Count how many lines of the material below have the word "your" and give only the number.

+---+

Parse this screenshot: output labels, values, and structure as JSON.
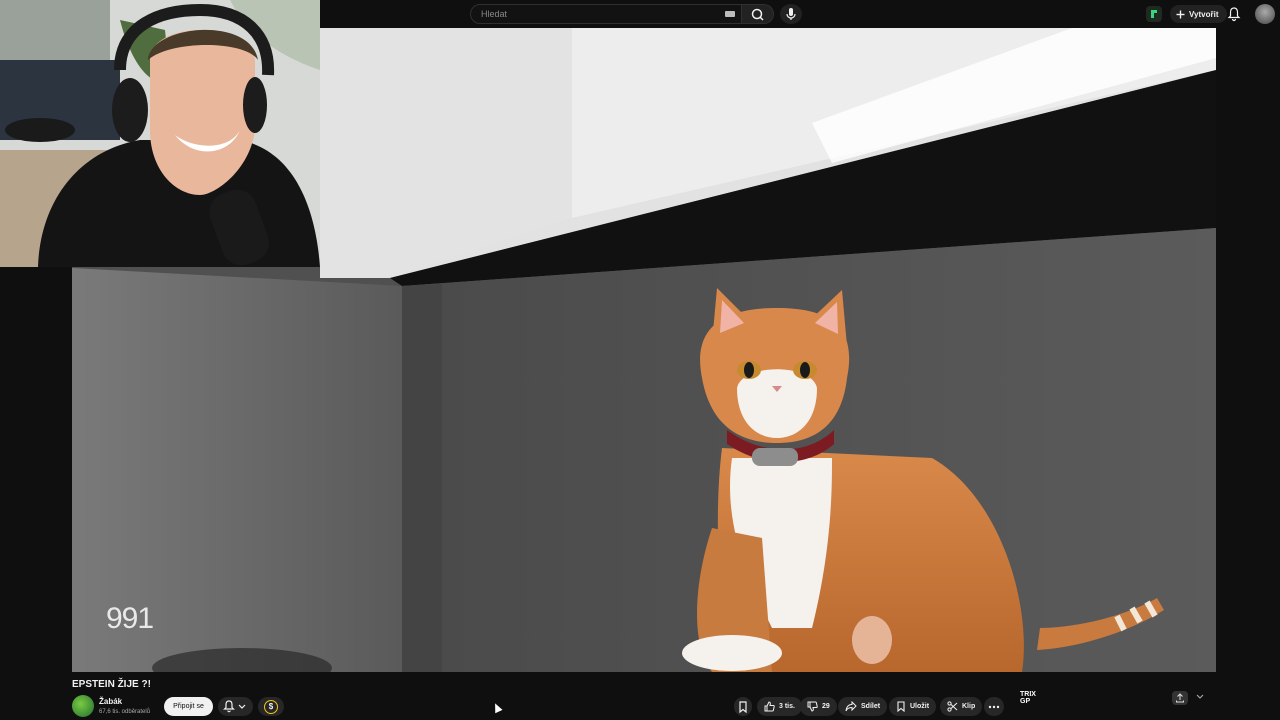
{
  "search": {
    "placeholder": "Hledat"
  },
  "header": {
    "create_label": "Vytvořit"
  },
  "video": {
    "title": "EPSTEIN ŽIJE ?!",
    "overlay_counter": "991"
  },
  "channel": {
    "name": "Žabák",
    "subscribers": "67,6 tis. odběratelů",
    "join_label": "Připojit se",
    "dollar_symbol": "$"
  },
  "actions": {
    "likes": "3 tis.",
    "dislikes": "29",
    "share_label": "Sdílet",
    "save_label": "Uložit",
    "clip_label": "Klip"
  },
  "side_panel": {
    "logo_text": "TRIX\nGP"
  }
}
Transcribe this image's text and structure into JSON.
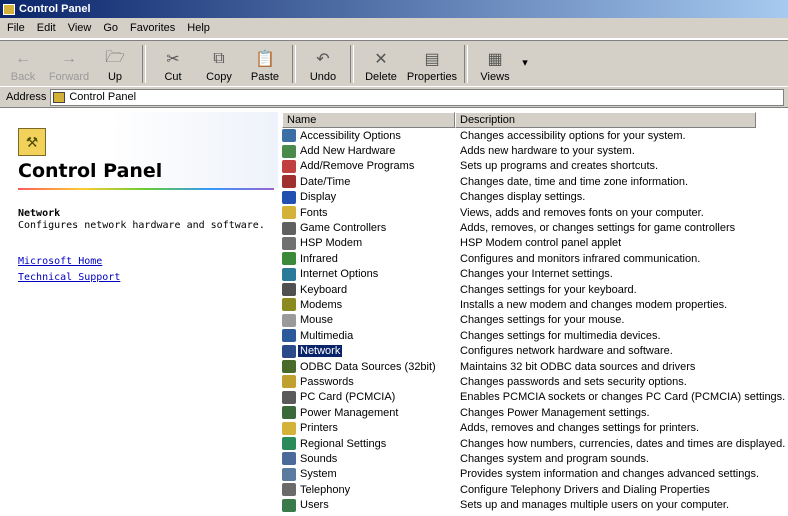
{
  "window": {
    "title": "Control Panel"
  },
  "menu": [
    "File",
    "Edit",
    "View",
    "Go",
    "Favorites",
    "Help"
  ],
  "toolbar": [
    {
      "label": "Back",
      "icon": "back-arrow-icon",
      "disabled": true
    },
    {
      "label": "Forward",
      "icon": "forward-arrow-icon",
      "disabled": true
    },
    {
      "label": "Up",
      "icon": "up-folder-icon",
      "disabled": false
    },
    {
      "label": "Cut",
      "icon": "scissors-icon",
      "disabled": false
    },
    {
      "label": "Copy",
      "icon": "copy-icon",
      "disabled": false
    },
    {
      "label": "Paste",
      "icon": "paste-icon",
      "disabled": false
    },
    {
      "label": "Undo",
      "icon": "undo-icon",
      "disabled": false
    },
    {
      "label": "Delete",
      "icon": "delete-x-icon",
      "disabled": false
    },
    {
      "label": "Properties",
      "icon": "properties-icon",
      "disabled": false
    },
    {
      "label": "Views",
      "icon": "views-icon",
      "disabled": false
    }
  ],
  "address": {
    "label": "Address",
    "value": "Control Panel"
  },
  "left": {
    "title": "Control Panel",
    "selected_name": "Network",
    "selected_desc": "Configures network hardware and software.",
    "links": [
      "Microsoft Home",
      "Technical Support"
    ]
  },
  "list": {
    "columns": [
      "Name",
      "Description"
    ],
    "selected_index": 14,
    "items": [
      {
        "name": "Accessibility Options",
        "desc": "Changes accessibility options for your system.",
        "icon": "accessibility-icon",
        "color": "#3a6ea5"
      },
      {
        "name": "Add New Hardware",
        "desc": "Adds new hardware to your system.",
        "icon": "hardware-icon",
        "color": "#4a8a4a"
      },
      {
        "name": "Add/Remove Programs",
        "desc": "Sets up programs and creates shortcuts.",
        "icon": "programs-icon",
        "color": "#c04040"
      },
      {
        "name": "Date/Time",
        "desc": "Changes date, time and time zone information.",
        "icon": "clock-icon",
        "color": "#a03030"
      },
      {
        "name": "Display",
        "desc": "Changes display settings.",
        "icon": "monitor-icon",
        "color": "#2050b0"
      },
      {
        "name": "Fonts",
        "desc": "Views, adds and removes fonts on your computer.",
        "icon": "fonts-icon",
        "color": "#d4b23a"
      },
      {
        "name": "Game Controllers",
        "desc": "Adds, removes, or changes settings for game controllers",
        "icon": "joystick-icon",
        "color": "#606060"
      },
      {
        "name": "HSP Modem",
        "desc": "HSP Modem control panel applet",
        "icon": "modem-tool-icon",
        "color": "#707070"
      },
      {
        "name": "Infrared",
        "desc": "Configures and monitors infrared communication.",
        "icon": "infrared-icon",
        "color": "#3a8a3a"
      },
      {
        "name": "Internet Options",
        "desc": "Changes your Internet settings.",
        "icon": "globe-icon",
        "color": "#2a7a9a"
      },
      {
        "name": "Keyboard",
        "desc": "Changes settings for your keyboard.",
        "icon": "keyboard-icon",
        "color": "#505050"
      },
      {
        "name": "Modems",
        "desc": "Installs a new modem and changes modem properties.",
        "icon": "modem-icon",
        "color": "#8a8a20"
      },
      {
        "name": "Mouse",
        "desc": "Changes settings for your mouse.",
        "icon": "mouse-icon",
        "color": "#9a9a9a"
      },
      {
        "name": "Multimedia",
        "desc": "Changes settings for multimedia devices.",
        "icon": "multimedia-icon",
        "color": "#2a5a9a"
      },
      {
        "name": "Network",
        "desc": "Configures network hardware and software.",
        "icon": "network-icon",
        "color": "#2a4a8a"
      },
      {
        "name": "ODBC Data Sources (32bit)",
        "desc": "Maintains 32 bit ODBC data sources and drivers",
        "icon": "database-icon",
        "color": "#4a6a2a"
      },
      {
        "name": "Passwords",
        "desc": "Changes passwords and sets security options.",
        "icon": "keys-icon",
        "color": "#c0a030"
      },
      {
        "name": "PC Card (PCMCIA)",
        "desc": "Enables PCMCIA sockets or changes PC Card (PCMCIA) settings.",
        "icon": "pc-card-icon",
        "color": "#5a5a5a"
      },
      {
        "name": "Power Management",
        "desc": "Changes Power Management settings.",
        "icon": "power-icon",
        "color": "#3a6a3a"
      },
      {
        "name": "Printers",
        "desc": "Adds, removes and changes settings for printers.",
        "icon": "printer-icon",
        "color": "#d4b23a"
      },
      {
        "name": "Regional Settings",
        "desc": "Changes how numbers, currencies, dates and times are displayed.",
        "icon": "globe-regional-icon",
        "color": "#2a8a5a"
      },
      {
        "name": "Sounds",
        "desc": "Changes system and program sounds.",
        "icon": "speaker-icon",
        "color": "#4a6a9a"
      },
      {
        "name": "System",
        "desc": "Provides system information and changes advanced settings.",
        "icon": "computer-icon",
        "color": "#5a7aa0"
      },
      {
        "name": "Telephony",
        "desc": "Configure Telephony Drivers and Dialing Properties",
        "icon": "telephone-icon",
        "color": "#6a6a6a"
      },
      {
        "name": "Users",
        "desc": "Sets up and manages multiple users on your computer.",
        "icon": "users-icon",
        "color": "#3a7a4a"
      }
    ]
  }
}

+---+

# SOLUTION TO THIS PROBLEM:
7